Lottery is a form of gambling that involves purchasing lots for a chance to win a prize. The prizes may be anything from cash to goods, real estate or even cars. Some states have regulated the lottery to ensure that it is fair for all participants. While lottery games can involve skill, it is primarily a game of chance. It is important to understand the odds of winning before playing the lottery.
Those who play the lottery know that they are unlikely to win, but there is something inherently addictive about the activity. Buying tickets is not cheap, and costs can add up over time. It can also be psychologically damaging to one’s finances and well-being. In some cases, people have gotten so addicted to the lottery that they spend more on it than they make. This can have a negative impact on their life, as it can lead to financial ruin and bankruptcy.

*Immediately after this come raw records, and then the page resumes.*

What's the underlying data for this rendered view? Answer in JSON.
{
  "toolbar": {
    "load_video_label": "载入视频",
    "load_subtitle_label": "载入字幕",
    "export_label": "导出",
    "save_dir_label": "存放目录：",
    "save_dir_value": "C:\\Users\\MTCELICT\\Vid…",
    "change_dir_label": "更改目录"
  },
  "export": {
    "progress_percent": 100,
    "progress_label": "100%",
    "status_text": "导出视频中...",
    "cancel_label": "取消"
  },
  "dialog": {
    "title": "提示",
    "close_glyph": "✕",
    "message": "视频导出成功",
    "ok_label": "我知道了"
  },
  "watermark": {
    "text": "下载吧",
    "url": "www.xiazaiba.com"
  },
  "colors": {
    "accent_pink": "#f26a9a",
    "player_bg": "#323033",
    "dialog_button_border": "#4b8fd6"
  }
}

In addition, there are a number of other issues with the lottery. For example, it can lead to a sense of complacency and entitlement among those who win. This can lead to a lack of motivation and even depression. In some cases, it can also lead to gambling addiction. Lotteries are a popular form of gambling that can be found around the world. There are a variety of different types of lotteries, but the most common type is a national or state-wide lottery. These lotteries have a fixed jackpot and are run by government officials. There are also private lotteries that offer a chance to win large sums of money.
The concept of the lottery was first developed by King Francis I in 1539. Since then, it has become an important source of revenue for many governments and has a long history of legal controversy. It has also been criticized as an addictive form of gambling, but there are some important ways in which it can be beneficial to society.

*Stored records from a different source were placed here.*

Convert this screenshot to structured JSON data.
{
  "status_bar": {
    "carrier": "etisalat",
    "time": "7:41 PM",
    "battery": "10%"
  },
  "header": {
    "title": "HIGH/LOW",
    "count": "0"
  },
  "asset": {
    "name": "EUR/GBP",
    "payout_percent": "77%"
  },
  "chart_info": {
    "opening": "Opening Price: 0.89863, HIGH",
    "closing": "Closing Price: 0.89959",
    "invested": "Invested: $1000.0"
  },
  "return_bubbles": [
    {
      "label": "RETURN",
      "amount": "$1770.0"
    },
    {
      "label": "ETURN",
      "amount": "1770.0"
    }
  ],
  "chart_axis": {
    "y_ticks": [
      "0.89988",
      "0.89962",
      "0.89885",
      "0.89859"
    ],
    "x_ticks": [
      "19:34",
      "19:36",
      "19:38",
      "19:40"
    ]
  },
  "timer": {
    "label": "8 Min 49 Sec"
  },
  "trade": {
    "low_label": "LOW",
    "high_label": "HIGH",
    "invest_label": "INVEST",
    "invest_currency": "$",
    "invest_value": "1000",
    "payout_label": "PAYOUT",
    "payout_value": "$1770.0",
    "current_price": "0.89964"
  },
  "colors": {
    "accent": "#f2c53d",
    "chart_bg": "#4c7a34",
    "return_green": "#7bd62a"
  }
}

While the chances of winning a lottery are slim, it is possible to increase your odds of success by taking some simple steps. You can start by avoiding picking numbers that are too close together or those that are associated with special dates like birthdays. Instead, choose numbers that are not frequently chosen by other players. It is also helpful to buy more than one ticket and to pool your resources with others.
Another way to improve your odds of winning is to use a lottery app. These apps can help you choose the best numbers and to track your progress. In addition, they can give you tips on how to maximize your winnings.
Although the purchase of a lottery ticket cannot be explained by decision models that utilize expected value maximization, it can be rational for some individuals to buy a lottery ticket if the entertainment and other non-monetary benefits outweigh the disutility of a monetary loss. However, these gains should be weighed against the opportunity cost of other investments that could generate a higher expected return.